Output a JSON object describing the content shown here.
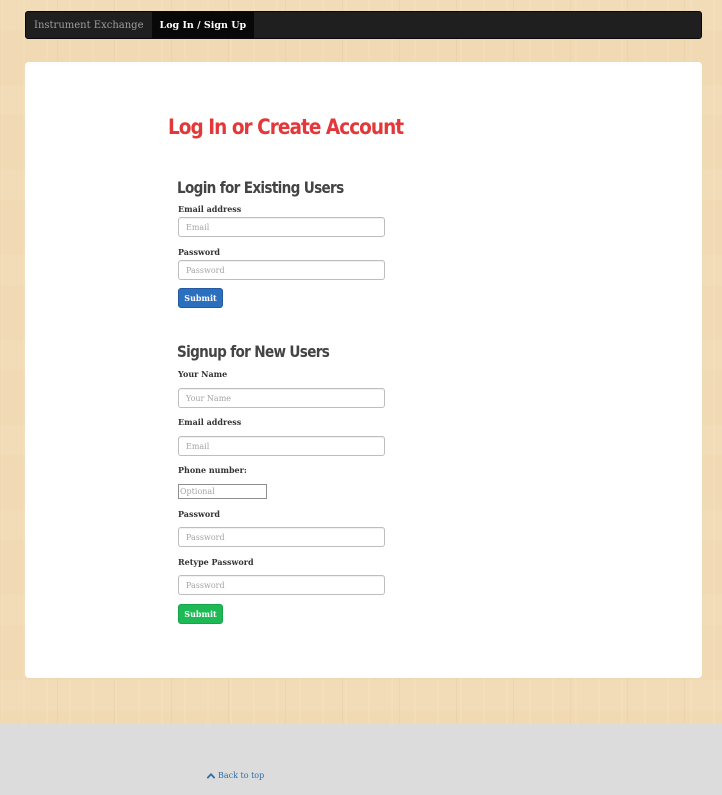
{
  "nav": {
    "brand": "Instrument Exchange",
    "items": [
      {
        "label": "Log In / Sign Up",
        "active": true
      }
    ]
  },
  "page": {
    "title": "Log In or Create Account"
  },
  "login": {
    "heading": "Login for Existing Users",
    "email_label": "Email address",
    "email_placeholder": "Email",
    "password_label": "Password",
    "password_placeholder": "Password",
    "submit_label": "Submit"
  },
  "signup": {
    "heading": "Signup for New Users",
    "name_label": "Your Name",
    "name_placeholder": "Your Name",
    "email_label": "Email address",
    "email_placeholder": "Email",
    "phone_label": "Phone number:",
    "phone_placeholder": "Optional",
    "password_label": "Password",
    "password_placeholder": "Password",
    "retype_label": "Retype Password",
    "retype_placeholder": "Password",
    "submit_label": "Submit"
  },
  "footer": {
    "back_to_top": "Back to top",
    "back_icon": "chevron-up-icon"
  },
  "colors": {
    "title_red": "#e3383a",
    "navbar_bg": "#1f1f1f",
    "primary_button": "#2b6fbf",
    "success_button": "#1db954",
    "link_blue": "#2f6da6",
    "footer_bg": "#dcdcdc"
  }
}
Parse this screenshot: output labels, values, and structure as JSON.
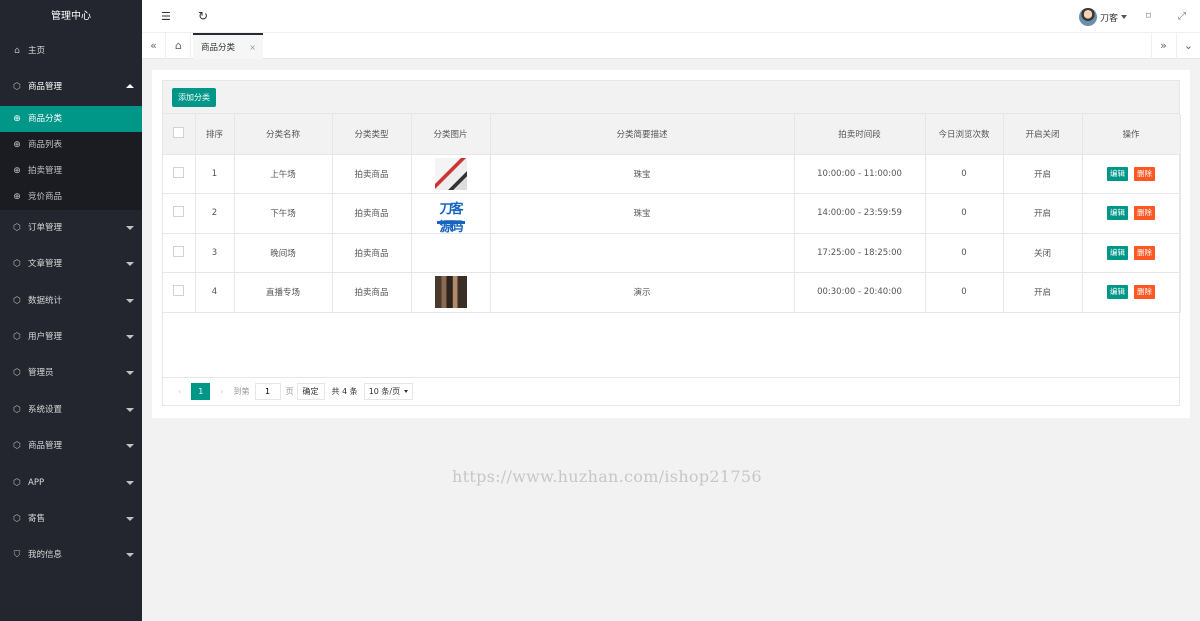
{
  "sidebar": {
    "logo": "管理中心",
    "home": "主页",
    "product_mgmt": "商品管理",
    "sub_items": [
      "商品分类",
      "商品列表",
      "拍卖管理",
      "竞价商品"
    ],
    "items": [
      "订单管理",
      "文章管理",
      "数据统计",
      "用户管理",
      "管理员",
      "系统设置",
      "商品管理",
      "APP",
      "寄售",
      "我的信息"
    ]
  },
  "header": {
    "user_name": "刀客"
  },
  "tabs": {
    "active_tab": "商品分类",
    "close_glyph": "×"
  },
  "toolbar": {
    "add_label": "添加分类"
  },
  "table": {
    "headers": [
      "排序",
      "分类名称",
      "分类类型",
      "分类图片",
      "分类简要描述",
      "拍卖时间段",
      "今日浏览次数",
      "开启关闭",
      "操作"
    ],
    "edit_label": "编辑",
    "delete_label": "删除",
    "rows": [
      {
        "sort": "1",
        "name": "上午场",
        "type": "拍卖商品",
        "desc": "珠宝",
        "time": "10:00:00  -  11:00:00",
        "views": "0",
        "status": "开启"
      },
      {
        "sort": "2",
        "name": "下午场",
        "type": "拍卖商品",
        "desc": "珠宝",
        "time": "14:00:00  -  23:59:59",
        "views": "0",
        "status": "开启"
      },
      {
        "sort": "3",
        "name": "晚间场",
        "type": "拍卖商品",
        "desc": "",
        "time": "17:25:00  -  18:25:00",
        "views": "0",
        "status": "关闭"
      },
      {
        "sort": "4",
        "name": "直播专场",
        "type": "拍卖商品",
        "desc": "演示",
        "time": "00:30:00  -  20:40:00",
        "views": "0",
        "status": "开启"
      }
    ]
  },
  "thumbs": {
    "row2_text": "刀客源码"
  },
  "pager": {
    "current": "1",
    "goto_label": "到第",
    "page_value": "1",
    "page_unit": "页",
    "confirm": "确定",
    "total": "共 4 条",
    "per_page": "10 条/页"
  },
  "watermark": "https://www.huzhan.com/ishop21756"
}
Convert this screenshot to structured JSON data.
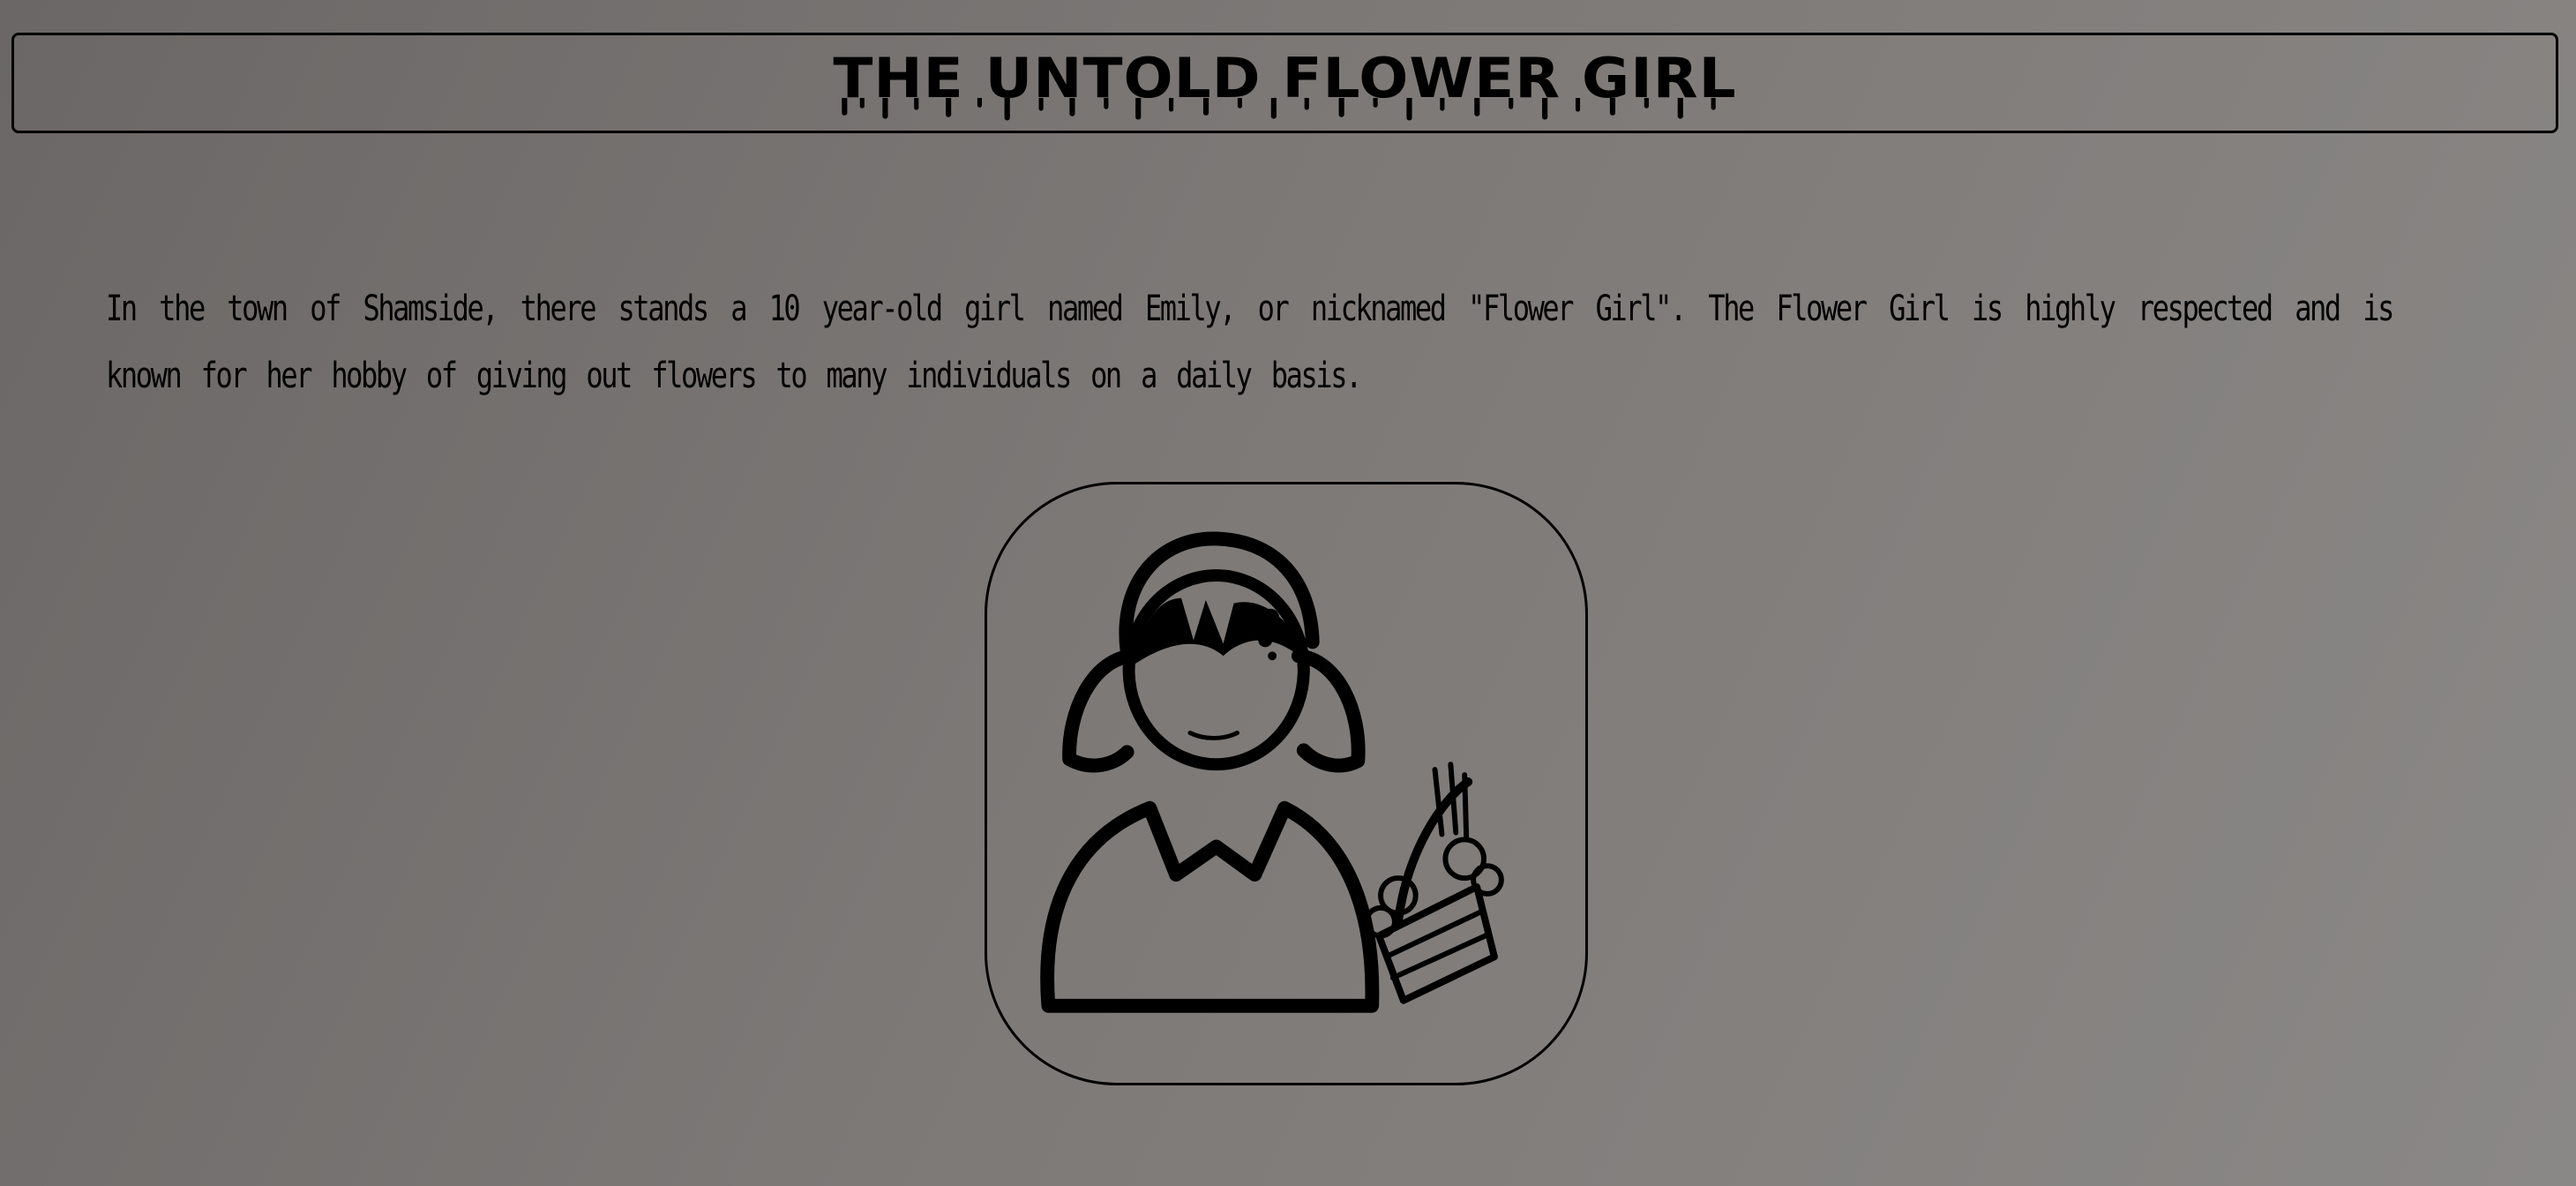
{
  "header": {
    "title": "THE UNTOLD FLOWER GIRL"
  },
  "story": {
    "paragraph": "In the town of Shamside, there stands a 10 year-old girl named Emily, or nicknamed \"Flower Girl\". The Flower Girl is highly respected and is known for her hobby of giving out flowers to many individuals on a daily basis."
  },
  "portrait": {
    "icon": "flower-girl-illustration"
  },
  "colors": {
    "background_dark": "#6a6766",
    "background_light": "#8a8886",
    "ink": "#000000"
  }
}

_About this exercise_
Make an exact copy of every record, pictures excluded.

_Expected answer_
Output a JSON object describing the content shown here.
{
  "nav": {
    "brand": "Instrument Exchange",
    "items": [
      {
        "label": "Log In / Sign Up",
        "active": true
      }
    ]
  },
  "page": {
    "title": "Log In or Create Account"
  },
  "login": {
    "heading": "Login for Existing Users",
    "email_label": "Email address",
    "email_placeholder": "Email",
    "password_label": "Password",
    "password_placeholder": "Password",
    "submit_label": "Submit"
  },
  "signup": {
    "heading": "Signup for New Users",
    "name_label": "Your Name",
    "name_placeholder": "Your Name",
    "email_label": "Email address",
    "email_placeholder": "Email",
    "phone_label": "Phone number:",
    "phone_placeholder": "Optional",
    "password_label": "Password",
    "password_placeholder": "Password",
    "retype_label": "Retype Password",
    "retype_placeholder": "Password",
    "submit_label": "Submit"
  },
  "footer": {
    "back_to_top": "Back to top",
    "back_icon": "chevron-up-icon"
  },
  "colors": {
    "title_red": "#e3383a",
    "navbar_bg": "#1f1f1f",
    "primary_button": "#2b6fbf",
    "success_button": "#1db954",
    "link_blue": "#2f6da6",
    "footer_bg": "#dcdcdc"
  }
}
Parse this screenshot: output labels, values, and structure as JSON.
{
  "sidebar": {
    "logo": "管理中心",
    "home": "主页",
    "product_mgmt": "商品管理",
    "sub_items": [
      "商品分类",
      "商品列表",
      "拍卖管理",
      "竞价商品"
    ],
    "items": [
      "订单管理",
      "文章管理",
      "数据统计",
      "用户管理",
      "管理员",
      "系统设置",
      "商品管理",
      "APP",
      "寄售",
      "我的信息"
    ]
  },
  "header": {
    "user_name": "刀客"
  },
  "tabs": {
    "active_tab": "商品分类",
    "close_glyph": "×"
  },
  "toolbar": {
    "add_label": "添加分类"
  },
  "table": {
    "headers": [
      "排序",
      "分类名称",
      "分类类型",
      "分类图片",
      "分类简要描述",
      "拍卖时间段",
      "今日浏览次数",
      "开启关闭",
      "操作"
    ],
    "edit_label": "编辑",
    "delete_label": "删除",
    "rows": [
      {
        "sort": "1",
        "name": "上午场",
        "type": "拍卖商品",
        "desc": "珠宝",
        "time": "10:00:00  -  11:00:00",
        "views": "0",
        "status": "开启"
      },
      {
        "sort": "2",
        "name": "下午场",
        "type": "拍卖商品",
        "desc": "珠宝",
        "time": "14:00:00  -  23:59:59",
        "views": "0",
        "status": "开启"
      },
      {
        "sort": "3",
        "name": "晚间场",
        "type": "拍卖商品",
        "desc": "",
        "time": "17:25:00  -  18:25:00",
        "views": "0",
        "status": "关闭"
      },
      {
        "sort": "4",
        "name": "直播专场",
        "type": "拍卖商品",
        "desc": "演示",
        "time": "00:30:00  -  20:40:00",
        "views": "0",
        "status": "开启"
      }
    ]
  },
  "thumbs": {
    "row2_text": "刀客源码"
  },
  "pager": {
    "current": "1",
    "goto_label": "到第",
    "page_value": "1",
    "page_unit": "页",
    "confirm": "确定",
    "total": "共 4 条",
    "per_page": "10 条/页"
  },
  "watermark": "https://www.huzhan.com/ishop21756"
}
Convert this screenshot to structured JSON data.
{
  "header": {
    "title": "THE UNTOLD FLOWER GIRL"
  },
  "story": {
    "paragraph": "In the town of Shamside, there stands a 10 year-old girl named Emily, or nicknamed \"Flower Girl\". The Flower Girl is highly respected and is known for her hobby of giving out flowers to many individuals on a daily basis."
  },
  "portrait": {
    "icon": "flower-girl-illustration"
  },
  "colors": {
    "background_dark": "#6a6766",
    "background_light": "#8a8886",
    "ink": "#000000"
  }
}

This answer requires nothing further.